Dr Cathy Quinlan leads the Melbourne Genomics Genetic Kidney Disease project. Cathy and her team are investigating whether genomic sequencing can provide a more definitive diagnosis for kidney patients and enable more personalised care.

We asked Cathy a few questions about the project.

What is your role in the project?

As project leader, I head a fantastic team of nephrologists (kidney specialists), clinical geneticists and genetic counsellors, who work together to identify and recruit adult and child patients with genetic kidney disease. Our project in Victoria is part of a larger, national renal genetics project, ‘Kidgen’, supported by the Australian Genomics Health Alliance.

Can you tell us a bit about you?

I’m a paediatric nephrologist at The Royal Children’s Hospital (RCH) and a clinician researcher with the Murdoch Children’s Research Institute (MCRI) and The University of Melbourne. I’ve been based at the Melbourne Children’s Campus since 2013. (The term, ‘Melbourne Children’s Campus’ refers to RCH, MCRI and the University of Melbourne Department of Paediatrics, which are all co-located at the RCH site.)

Originally, I’m from Ireland, where I graduated from University College Dublin. I completed clinical training at the Children's University Hospital in Dublin, and at London’s Great Ormond Street Hospital.

In 2015, I established the first multi-disciplinary renal genetics service at RCH supported by a grant from The Royal Children’s Hospital Foundation.

What is genetic kidney disease?

There are many causes of kidney disease, including diabetes and high blood pressure, as well as inherited causes.

Genetic kidney disease affects at least three per cent of the Australian population. About 40 per cent of children and 20 per cent of adults with genetic kidney disease will require dialysis or kidney transplantation. Dialysis is now the most common single reason for hospital care in Australia.

Our kidneys play a vital role in removing waste products and excess fluid from the body. If the kidneys fail, then dialysis or transplant are the only options. People with chronic kidney disease also have two to three times the risk of death from heart disease.

However, kidney disease is treatable, especially if detected early. About 1.7 million Australians have some indication of chronic kidney disease, but only 10 per cent of those with the condition know they have it. If it is identified early enough, then progression of the disease can be slowed.

What does your project hope to achieve?

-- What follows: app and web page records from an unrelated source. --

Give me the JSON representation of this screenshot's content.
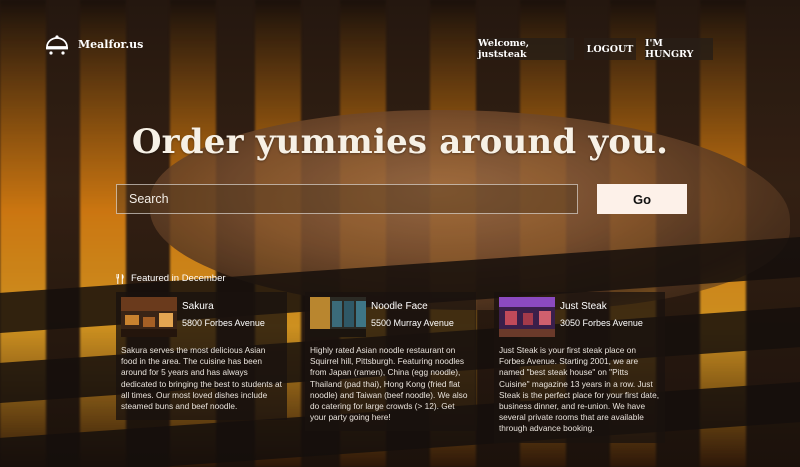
{
  "brand": {
    "name": "Mealfor.us"
  },
  "nav": {
    "welcome": "Welcome, juststeak",
    "logout": "LOGOUT",
    "hungry": "I'M HUNGRY"
  },
  "hero": {
    "headline": "Order yummies around you."
  },
  "search": {
    "placeholder": "Search",
    "value": "",
    "button": "Go"
  },
  "featured": {
    "label": "Featured in December",
    "restaurants": [
      {
        "name": "Sakura",
        "address": "5800 Forbes Avenue",
        "description": "Sakura serves the most delicious Asian food in the area. The cuisine has been around for 5 years and has always dedicated to bringing the best to students at all times. Our most loved dishes include steamed buns and beef noodle."
      },
      {
        "name": "Noodle Face",
        "address": "5500 Murray Avenue",
        "description": "Highly rated Asian noodle restaurant on Squirrel hill, Pittsburgh. Featuring noodles from Japan (ramen), China (egg noodle), Thailand (pad thai), Hong Kong (fried flat noodle) and Taiwan (beef noodle). We also do catering for large crowds (> 12). Get your party going here!"
      },
      {
        "name": "Just Steak",
        "address": "3050 Forbes Avenue",
        "description": "Just Steak is your first steak place on Forbes Avenue. Starting 2001, we are named \"best steak house\" on \"Pitts Cuisine\" magazine 13 years in a row. Just Steak is the perfect place for your first date, business dinner, and re-union. We have several private rooms that are available through advance booking."
      }
    ]
  }
}
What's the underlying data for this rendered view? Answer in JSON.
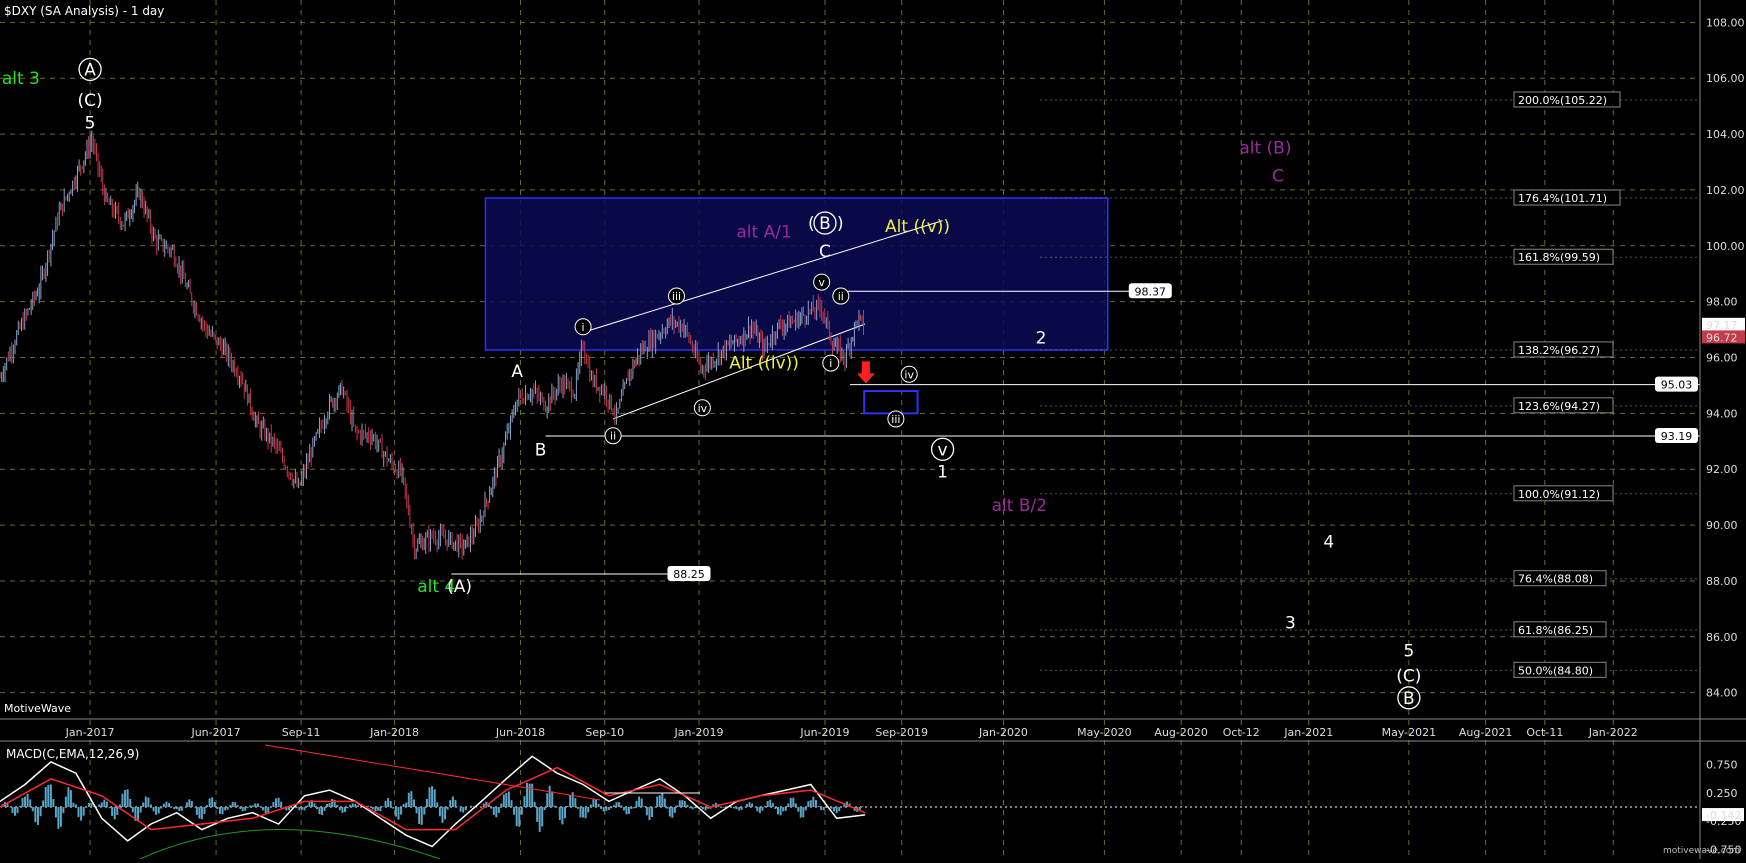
{
  "window": {
    "title": "$DXY (SA Analysis) - 1 day",
    "watermark": "MotiveWave",
    "footer_brand": "motivewave.com"
  },
  "colors": {
    "background": "#000000",
    "grid": "#6b6b2a",
    "price_up": "#8aa3c8",
    "price_down": "#c23b4a",
    "box_fill": "#0b0b55",
    "box_stroke": "#2f2fff",
    "line_white": "#ffffff",
    "label_green": "#22e622",
    "label_purple": "#9b2a9b",
    "label_yellow": "#f3f03a",
    "arrow_red": "#ff2020",
    "macd_line": "#ffffff",
    "macd_signal": "#ff2a2a",
    "macd_hist": "#5aa5c8",
    "macd_arc": "#1f9b1f"
  },
  "chart_data": [
    {
      "type": "line",
      "title": "$DXY (SA Analysis) - 1 day",
      "x_tick_labels": [
        "Jan-2017",
        "Jun-2017",
        "Sep-11",
        "Jan-2018",
        "Jun-2018",
        "Sep-10",
        "Jan-2019",
        "Jun-2019",
        "Sep-2019",
        "Jan-2020",
        "May-2020",
        "Aug-2020",
        "Oct-12",
        "Jan-2021",
        "May-2021",
        "Aug-2021",
        "Oct-11",
        "Jan-2022"
      ],
      "x_tick_dates": [
        "2017-01-01",
        "2017-06-01",
        "2017-09-11",
        "2018-01-01",
        "2018-06-01",
        "2018-09-10",
        "2019-01-01",
        "2019-06-01",
        "2019-09-01",
        "2020-01-01",
        "2020-05-01",
        "2020-08-01",
        "2020-10-12",
        "2021-01-01",
        "2021-05-01",
        "2021-08-01",
        "2021-10-11",
        "2022-01-01"
      ],
      "x_range": [
        "2016-09-15",
        "2022-04-15"
      ],
      "y_ticks": [
        84,
        86,
        88,
        90,
        92,
        94,
        96,
        98,
        100,
        102,
        104,
        106,
        108
      ],
      "y_tick_labels": [
        "84.00",
        "86.00",
        "88.00",
        "90.00",
        "92.00",
        "94.00",
        "96.00",
        "98.00",
        "100.00",
        "102.00",
        "104.00",
        "106.00",
        "108.00"
      ],
      "ylim": [
        83.2,
        108.8
      ],
      "grid": true,
      "series": [
        {
          "x": [
            "2016-09-15",
            "2016-10-05",
            "2016-11-01",
            "2016-11-25",
            "2016-12-15",
            "2017-01-03",
            "2017-01-20",
            "2017-02-10",
            "2017-03-01",
            "2017-03-20",
            "2017-04-10",
            "2017-05-01",
            "2017-05-20",
            "2017-06-10",
            "2017-07-01",
            "2017-07-20",
            "2017-08-10",
            "2017-09-08",
            "2017-09-25",
            "2017-10-15",
            "2017-10-30",
            "2017-11-15",
            "2017-12-05",
            "2017-12-25",
            "2018-01-10",
            "2018-01-25",
            "2018-02-15",
            "2018-03-05",
            "2018-03-25",
            "2018-04-10",
            "2018-04-25",
            "2018-05-10",
            "2018-05-28",
            "2018-06-15",
            "2018-07-01",
            "2018-07-20",
            "2018-08-05",
            "2018-08-15",
            "2018-08-25",
            "2018-09-10",
            "2018-09-24",
            "2018-10-10",
            "2018-10-25",
            "2018-11-12",
            "2018-11-28",
            "2018-12-14",
            "2019-01-03",
            "2019-01-20",
            "2019-02-05",
            "2019-02-20",
            "2019-03-05",
            "2019-03-20",
            "2019-04-05",
            "2019-04-25",
            "2019-05-10",
            "2019-05-28",
            "2019-06-10",
            "2019-06-25",
            "2019-07-10",
            "2019-07-19"
          ],
          "y": [
            95.3,
            96.8,
            98.5,
            101.2,
            102.5,
            103.8,
            101.6,
            100.8,
            101.9,
            100.2,
            99.8,
            98.2,
            97.0,
            96.3,
            95.3,
            93.6,
            92.9,
            91.3,
            92.8,
            94.3,
            94.9,
            93.3,
            93.2,
            92.3,
            91.8,
            89.2,
            89.6,
            89.5,
            89.2,
            89.9,
            91.2,
            92.6,
            94.5,
            94.8,
            94.3,
            95.1,
            94.8,
            96.5,
            95.2,
            94.8,
            93.9,
            95.5,
            96.3,
            96.8,
            97.3,
            97.1,
            95.6,
            96.0,
            96.4,
            96.7,
            97.1,
            96.3,
            97.1,
            97.3,
            97.6,
            97.8,
            96.5,
            96.0,
            97.4,
            97.1
          ]
        }
      ],
      "wave_labels": [
        {
          "text": "alt 3",
          "x": "2016-10-10",
          "y": 105.8,
          "color": "green"
        },
        {
          "text": "A",
          "x": "2017-01-01",
          "y": 106.1,
          "style": "circled",
          "color": "white"
        },
        {
          "text": "(C)",
          "x": "2017-01-01",
          "y": 105.0,
          "color": "white"
        },
        {
          "text": "5",
          "x": "2017-01-01",
          "y": 104.2,
          "color": "white"
        },
        {
          "text": "alt 4",
          "x": "2018-02-20",
          "y": 87.6,
          "color": "green"
        },
        {
          "text": "(A)",
          "x": "2018-03-20",
          "y": 87.6,
          "color": "white"
        },
        {
          "text": "A",
          "x": "2018-05-28",
          "y": 95.3,
          "color": "white"
        },
        {
          "text": "B",
          "x": "2018-06-25",
          "y": 92.5,
          "color": "white"
        },
        {
          "text": "alt A/1",
          "x": "2019-03-20",
          "y": 100.3,
          "color": "purple"
        },
        {
          "text": "B",
          "x": "2019-06-01",
          "y": 100.6,
          "style": "paren-circled",
          "color": "white"
        },
        {
          "text": "C",
          "x": "2019-06-01",
          "y": 99.6,
          "color": "white"
        },
        {
          "text": "Alt ((v))",
          "x": "2019-09-20",
          "y": 100.5,
          "color": "yellow"
        },
        {
          "text": "Alt ((iv))",
          "x": "2019-03-20",
          "y": 95.6,
          "color": "yellow"
        },
        {
          "text": "2",
          "x": "2020-02-15",
          "y": 96.5,
          "color": "white"
        },
        {
          "text": "alt (B)",
          "x": "2020-11-10",
          "y": 103.3,
          "color": "purple"
        },
        {
          "text": "C",
          "x": "2020-11-25",
          "y": 102.3,
          "color": "purple"
        },
        {
          "text": "v",
          "x": "2019-10-20",
          "y": 92.5,
          "style": "circled",
          "color": "white"
        },
        {
          "text": "1",
          "x": "2019-10-20",
          "y": 91.7,
          "color": "white"
        },
        {
          "text": "alt B/2",
          "x": "2020-01-20",
          "y": 90.5,
          "color": "purple"
        },
        {
          "text": "4",
          "x": "2021-01-25",
          "y": 89.2,
          "color": "white"
        },
        {
          "text": "3",
          "x": "2020-12-10",
          "y": 86.3,
          "color": "white"
        },
        {
          "text": "5",
          "x": "2021-05-01",
          "y": 85.3,
          "color": "white"
        },
        {
          "text": "(C)",
          "x": "2021-05-01",
          "y": 84.4,
          "color": "white"
        },
        {
          "text": "B",
          "x": "2021-05-01",
          "y": 83.6,
          "style": "circled",
          "color": "white"
        }
      ],
      "minor_labels": [
        {
          "text": "i",
          "x": "2018-08-15",
          "y": 97.1
        },
        {
          "text": "ii",
          "x": "2018-09-20",
          "y": 93.2
        },
        {
          "text": "iii",
          "x": "2018-12-05",
          "y": 98.2
        },
        {
          "text": "iv",
          "x": "2019-01-05",
          "y": 94.2
        },
        {
          "text": "v",
          "x": "2019-05-28",
          "y": 98.7
        },
        {
          "text": "ii",
          "x": "2019-06-20",
          "y": 98.2
        },
        {
          "text": "i",
          "x": "2019-06-08",
          "y": 95.8
        },
        {
          "text": "iv",
          "x": "2019-09-10",
          "y": 95.4
        },
        {
          "text": "iii",
          "x": "2019-08-25",
          "y": 93.8
        }
      ],
      "horizontal_levels": [
        {
          "label": "98.37",
          "value": 98.37,
          "x_start": "2019-06-20",
          "x_end": "2020-06-25"
        },
        {
          "label": "95.03",
          "value": 95.03,
          "x_start": "2019-07-01",
          "x_end": "2022-04-15"
        },
        {
          "label": "93.19",
          "value": 93.19,
          "x_start": "2018-07-01",
          "x_end": "2022-04-15"
        },
        {
          "label": "88.25",
          "value": 88.25,
          "x_start": "2018-03-10",
          "x_end": "2018-12-20"
        }
      ],
      "fib_levels": [
        {
          "label": "200.0%(105.22)",
          "value": 105.22
        },
        {
          "label": "176.4%(101.71)",
          "value": 101.71
        },
        {
          "label": "161.8%(99.59)",
          "value": 99.59
        },
        {
          "label": "138.2%(96.27)",
          "value": 96.27
        },
        {
          "label": "123.6%(94.27)",
          "value": 94.27
        },
        {
          "label": "100.0%(91.12)",
          "value": 91.12
        },
        {
          "label": "76.4%(88.08)",
          "value": 88.08
        },
        {
          "label": "61.8%(86.25)",
          "value": 86.25
        },
        {
          "label": "50.0%(84.80)",
          "value": 84.8
        }
      ],
      "target_boxes": [
        {
          "x0": "2018-04-20",
          "x1": "2020-05-05",
          "y0": 96.27,
          "y1": 101.71
        },
        {
          "x0": "2019-07-18",
          "x1": "2019-09-20",
          "y0": 94.0,
          "y1": 94.8
        }
      ],
      "channel_lines": [
        {
          "x0": "2018-08-15",
          "y0": 96.9,
          "x1": "2019-10-20",
          "y1": 100.9
        },
        {
          "x0": "2018-09-20",
          "y0": 93.8,
          "x1": "2019-07-19",
          "y1": 97.2
        }
      ],
      "price_tags": [
        {
          "label": "97.17",
          "value": 97.17,
          "kind": "last-close"
        },
        {
          "label": "96.72",
          "value": 96.72,
          "kind": "current"
        }
      ],
      "arrow": {
        "direction": "down",
        "x": "2019-07-20",
        "y": 95.0
      }
    },
    {
      "type": "line",
      "title": "MACD(C,EMA,12,26,9)",
      "ylim": [
        -0.85,
        1.1
      ],
      "y_ticks": [
        0.75,
        0.25,
        -0.25,
        -0.75
      ],
      "y_tick_labels": [
        "0.750",
        "0.250",
        "-0.250",
        "-0.750"
      ],
      "zero_dotted": 0.0,
      "current_value_label": "-0.142",
      "current_value": -0.142,
      "series": [
        {
          "name": "MACD",
          "x": [
            "2016-09-15",
            "2016-10-15",
            "2016-11-15",
            "2016-12-15",
            "2017-01-15",
            "2017-02-15",
            "2017-03-15",
            "2017-04-15",
            "2017-05-15",
            "2017-06-15",
            "2017-07-15",
            "2017-08-15",
            "2017-09-15",
            "2017-10-15",
            "2017-11-15",
            "2017-12-15",
            "2018-01-15",
            "2018-02-15",
            "2018-03-15",
            "2018-04-15",
            "2018-05-15",
            "2018-06-15",
            "2018-07-15",
            "2018-08-15",
            "2018-09-15",
            "2018-10-15",
            "2018-11-15",
            "2018-12-15",
            "2019-01-15",
            "2019-02-15",
            "2019-03-15",
            "2019-04-15",
            "2019-05-15",
            "2019-06-15",
            "2019-07-19"
          ],
          "y": [
            0.1,
            0.4,
            0.8,
            0.6,
            -0.2,
            -0.6,
            -0.3,
            -0.1,
            -0.4,
            -0.2,
            -0.1,
            -0.3,
            0.2,
            0.3,
            0.1,
            -0.2,
            -0.5,
            -0.7,
            -0.3,
            0.1,
            0.5,
            0.9,
            0.6,
            0.4,
            0.1,
            0.3,
            0.5,
            0.2,
            -0.2,
            0.1,
            0.2,
            0.3,
            0.4,
            -0.2,
            -0.14
          ]
        },
        {
          "name": "Signal",
          "x": [
            "2016-09-15",
            "2016-11-15",
            "2017-01-15",
            "2017-03-15",
            "2017-05-15",
            "2017-07-15",
            "2017-09-15",
            "2017-11-15",
            "2018-01-15",
            "2018-03-15",
            "2018-05-15",
            "2018-07-15",
            "2018-09-15",
            "2018-11-15",
            "2019-01-15",
            "2019-03-15",
            "2019-05-15",
            "2019-07-19"
          ],
          "y": [
            0.0,
            0.5,
            0.2,
            -0.4,
            -0.3,
            -0.2,
            0.1,
            0.1,
            -0.4,
            -0.4,
            0.3,
            0.7,
            0.2,
            0.4,
            0.0,
            0.2,
            0.3,
            -0.1
          ]
        }
      ]
    }
  ]
}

Our project aims to determine the usefulness of genomic testing for kidney disease. To do this, we are collating demographic, phenotypic, management, health economic, quality of life and genomic data on 200 patients across four sites in Melbourne: Austin Health, The Royal Melbourne Hospital, Monash Health and The Royal Children’s Hospital.

We hope to determine which patients will benefit from genomic testing and collect data to support our hypothesis that such testing would have advantages for patients – paving the way to preventative treatment, family screening and reducing the burden of treatment.

What excites you about this work?

When I started the RCH Renal Genetics service, I discovered the immense value that a diagnosis can make to families. I realised that naming the disease was an important step towards acceptance and coping for patients and families. I also discovered that many patients had been previously mislabelled and that for some, getting an accurate diagnosis enabled appropriate and preventative treatment, family screening and family planning.

While I love the time spent with patients and relish the intellectual challenge of renal genetics, I get the most enjoyment from working within a dedicated, diverse and interesting team. I am constantly stretched to learn new skills and am fortunate to have made many new friends through renal genetics who make me excited to come to work each day.